Continuing on from yesterday’s post about Adolescence in dogs, here’s what Adulthood is like for dogs, and Old Age. From my Diploma in Canine Psychology course with The ISCP:
Adulthood in dogs is not measured strictly by months or years, but by the maturity of the dog’s mental capabilities. Smaller breeds reach maturity earlier than larger breeds. For example, a 1 year-old Papillon may have the same mental maturity as a 3 year-old Labrador. During this stage, the dog visibly calms down, becomes less rebellious and seems to settle down. Some people have described it as “She was a holy terror right up to the age of 18 months, and then suddenly overnight she turned into the Perfect Dog”. I have seen dogs surrendered to the Refuge at this stage, when with just a few more months of perseverance and patience, and if they had not given up so early, that Change could have happened and the owners would have had their Perfect Dog.
Old Age in dogs depends on their breed. Some breeds, especially the larger ones, have shorter lifespans than others. For example, Great Danes only live up to 8 or 9 years compared to Jack Russell Terriers that may live 18-20 years. Larger breeds have longer puppy and adolescent periods, so their Adulthood and Old Age are shorter. Smaller breeds mature faster, and remain as Adults for a longer time. Dog owners need to realise that not all dogs are the same, that some dogs mature faster than others, and that some dogs will die earlier than others, and some are more prone to certain illnesses than others.
With old age comes a plethora of medical problems. Some dogs develop kidney disease, or may need a special diet to maintain their ongoing health and vitality. Large breeds may suffer from heart failure. Some dogs get arthritis in their joints, which makes walking around painful. Sometimes the dog is in such pain that it cannot help but nip at its carer when it’s had enough. Glucosamine and Chondroitin are often used to help ease joint pain in dogs. Regular cod liver oil works too. There are also special foods available that claim to help older dogs maintain their health and possibly prolong their lives. Cancer and tumours can affect dogs at any stage of their lives, but the dog’s ability to fight this declines as it gets older and frailer.
Aside from physical aches and pains that come with old age, elderly dogs can also suffer from mental decline.
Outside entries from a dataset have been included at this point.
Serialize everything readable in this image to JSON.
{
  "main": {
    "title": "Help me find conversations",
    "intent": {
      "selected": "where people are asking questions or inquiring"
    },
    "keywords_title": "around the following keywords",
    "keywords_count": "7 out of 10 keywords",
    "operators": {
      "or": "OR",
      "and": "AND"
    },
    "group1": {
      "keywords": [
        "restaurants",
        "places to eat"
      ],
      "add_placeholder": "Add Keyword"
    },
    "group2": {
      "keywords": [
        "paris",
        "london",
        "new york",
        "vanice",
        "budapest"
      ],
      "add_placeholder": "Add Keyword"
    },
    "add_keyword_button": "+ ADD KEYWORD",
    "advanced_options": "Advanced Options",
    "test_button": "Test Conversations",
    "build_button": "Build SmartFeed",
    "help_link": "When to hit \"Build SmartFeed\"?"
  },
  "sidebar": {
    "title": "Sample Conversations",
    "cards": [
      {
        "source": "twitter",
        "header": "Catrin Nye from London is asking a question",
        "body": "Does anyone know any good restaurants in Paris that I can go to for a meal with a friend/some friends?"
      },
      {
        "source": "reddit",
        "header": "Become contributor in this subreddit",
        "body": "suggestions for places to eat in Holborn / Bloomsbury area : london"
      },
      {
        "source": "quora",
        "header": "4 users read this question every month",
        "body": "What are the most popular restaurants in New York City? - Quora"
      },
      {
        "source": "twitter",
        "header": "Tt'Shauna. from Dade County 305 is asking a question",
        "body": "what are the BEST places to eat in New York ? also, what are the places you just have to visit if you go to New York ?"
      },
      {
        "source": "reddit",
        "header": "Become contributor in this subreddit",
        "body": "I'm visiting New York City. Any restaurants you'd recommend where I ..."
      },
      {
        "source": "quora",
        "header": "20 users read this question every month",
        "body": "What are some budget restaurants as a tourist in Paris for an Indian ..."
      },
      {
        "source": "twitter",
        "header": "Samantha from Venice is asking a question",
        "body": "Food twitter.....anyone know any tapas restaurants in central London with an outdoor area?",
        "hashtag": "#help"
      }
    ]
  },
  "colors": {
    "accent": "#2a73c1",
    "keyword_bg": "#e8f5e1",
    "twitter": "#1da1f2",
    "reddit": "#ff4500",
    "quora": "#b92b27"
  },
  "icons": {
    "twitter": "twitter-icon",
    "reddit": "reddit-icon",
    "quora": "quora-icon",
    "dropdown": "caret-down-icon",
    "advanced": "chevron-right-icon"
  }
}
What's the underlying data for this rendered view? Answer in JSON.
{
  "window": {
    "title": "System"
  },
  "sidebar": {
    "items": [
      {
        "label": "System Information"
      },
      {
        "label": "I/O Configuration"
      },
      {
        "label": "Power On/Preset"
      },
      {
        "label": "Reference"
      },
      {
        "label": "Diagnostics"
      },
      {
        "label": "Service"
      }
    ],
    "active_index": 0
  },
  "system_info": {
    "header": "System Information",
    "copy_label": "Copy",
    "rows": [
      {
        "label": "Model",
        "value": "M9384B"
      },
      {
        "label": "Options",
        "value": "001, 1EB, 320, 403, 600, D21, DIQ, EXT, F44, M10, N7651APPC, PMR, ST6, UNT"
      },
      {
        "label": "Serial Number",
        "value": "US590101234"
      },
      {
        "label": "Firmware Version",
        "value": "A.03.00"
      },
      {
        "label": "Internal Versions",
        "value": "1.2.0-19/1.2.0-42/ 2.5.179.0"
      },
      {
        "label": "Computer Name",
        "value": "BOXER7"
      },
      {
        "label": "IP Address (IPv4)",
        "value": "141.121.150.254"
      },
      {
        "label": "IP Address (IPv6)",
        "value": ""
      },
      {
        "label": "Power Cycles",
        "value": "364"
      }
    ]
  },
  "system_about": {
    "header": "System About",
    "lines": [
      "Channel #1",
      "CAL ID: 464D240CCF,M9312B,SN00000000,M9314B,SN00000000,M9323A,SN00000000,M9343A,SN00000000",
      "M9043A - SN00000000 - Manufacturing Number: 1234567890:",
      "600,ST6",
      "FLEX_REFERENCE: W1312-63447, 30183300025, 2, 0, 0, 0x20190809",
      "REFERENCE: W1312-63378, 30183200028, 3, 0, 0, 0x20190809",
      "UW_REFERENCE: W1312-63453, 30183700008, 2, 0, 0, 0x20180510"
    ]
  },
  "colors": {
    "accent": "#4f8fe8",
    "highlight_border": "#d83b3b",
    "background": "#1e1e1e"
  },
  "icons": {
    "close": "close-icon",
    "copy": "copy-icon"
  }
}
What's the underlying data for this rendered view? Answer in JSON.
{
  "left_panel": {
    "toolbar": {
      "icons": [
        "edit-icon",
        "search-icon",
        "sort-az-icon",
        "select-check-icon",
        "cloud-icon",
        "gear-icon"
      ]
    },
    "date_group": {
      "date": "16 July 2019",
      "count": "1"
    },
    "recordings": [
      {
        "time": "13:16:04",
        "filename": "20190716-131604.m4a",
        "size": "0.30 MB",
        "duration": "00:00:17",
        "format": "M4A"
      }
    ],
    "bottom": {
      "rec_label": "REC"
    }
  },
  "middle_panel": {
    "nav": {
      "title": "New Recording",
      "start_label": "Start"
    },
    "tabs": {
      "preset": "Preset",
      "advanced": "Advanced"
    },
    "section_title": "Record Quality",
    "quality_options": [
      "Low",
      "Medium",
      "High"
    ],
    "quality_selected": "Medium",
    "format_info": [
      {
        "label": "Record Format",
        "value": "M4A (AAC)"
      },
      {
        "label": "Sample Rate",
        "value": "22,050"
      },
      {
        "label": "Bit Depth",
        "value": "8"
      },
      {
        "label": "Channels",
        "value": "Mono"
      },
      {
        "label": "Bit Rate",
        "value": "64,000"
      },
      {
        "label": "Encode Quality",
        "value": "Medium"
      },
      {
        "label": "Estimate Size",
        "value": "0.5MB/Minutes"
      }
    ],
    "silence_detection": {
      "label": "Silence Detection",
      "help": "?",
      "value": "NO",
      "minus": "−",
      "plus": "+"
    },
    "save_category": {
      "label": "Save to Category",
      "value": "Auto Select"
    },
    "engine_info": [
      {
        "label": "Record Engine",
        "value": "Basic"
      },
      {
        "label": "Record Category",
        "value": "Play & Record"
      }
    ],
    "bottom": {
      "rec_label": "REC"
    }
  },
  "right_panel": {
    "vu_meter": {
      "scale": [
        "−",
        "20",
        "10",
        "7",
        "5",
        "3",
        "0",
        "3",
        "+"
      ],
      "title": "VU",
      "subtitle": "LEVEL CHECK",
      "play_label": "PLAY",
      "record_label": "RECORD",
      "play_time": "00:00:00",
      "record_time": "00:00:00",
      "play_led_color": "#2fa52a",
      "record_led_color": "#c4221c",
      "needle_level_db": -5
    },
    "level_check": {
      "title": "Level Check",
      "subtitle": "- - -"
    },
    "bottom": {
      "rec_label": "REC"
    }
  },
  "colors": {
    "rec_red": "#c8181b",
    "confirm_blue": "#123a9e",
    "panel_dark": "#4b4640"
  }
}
Some dogs can suffer from dementia, obsessive compulsive behaviours, or a sudden marked change in temperament and behaviour. A previously sweet and affectionate dog may suddenly turn aggressive, or become afraid of certain things, people or stimuli. It may become forgetful, or have flashes of just “not being there” when called. Elderly dogs may also become incontinent, when their muscles lose their elasticity and tone. It is imperative that at this stage the owners do not panic or rush to put the dog to sleep, as with proper veterinary help and ongoing care the dog could still enjoy many years of living life to the full.
Elderly dogs deserve to be made as comfortable as possible, to be surrounded by familiar objects and people that they love, to be made to feel appreciated and needed as they were before they became old. Owners need to respect that the dog may simply want to sleep all day in her favourite spot in the sun. She may not want to go for walks as often. She may have days when she feels almost puppyish and wants to play, if so, go play! She may become choosy about her favourite foods, so indulge her rather than forcing her to eat what she doesn’t like anymore. If she’s in physical pain, she may not want to be touched too much, or may nip or growl if you go near her. All this is part and parcel of a dog’s life cycle, and the owner owes it to the dog to respect and honour that, right to the end.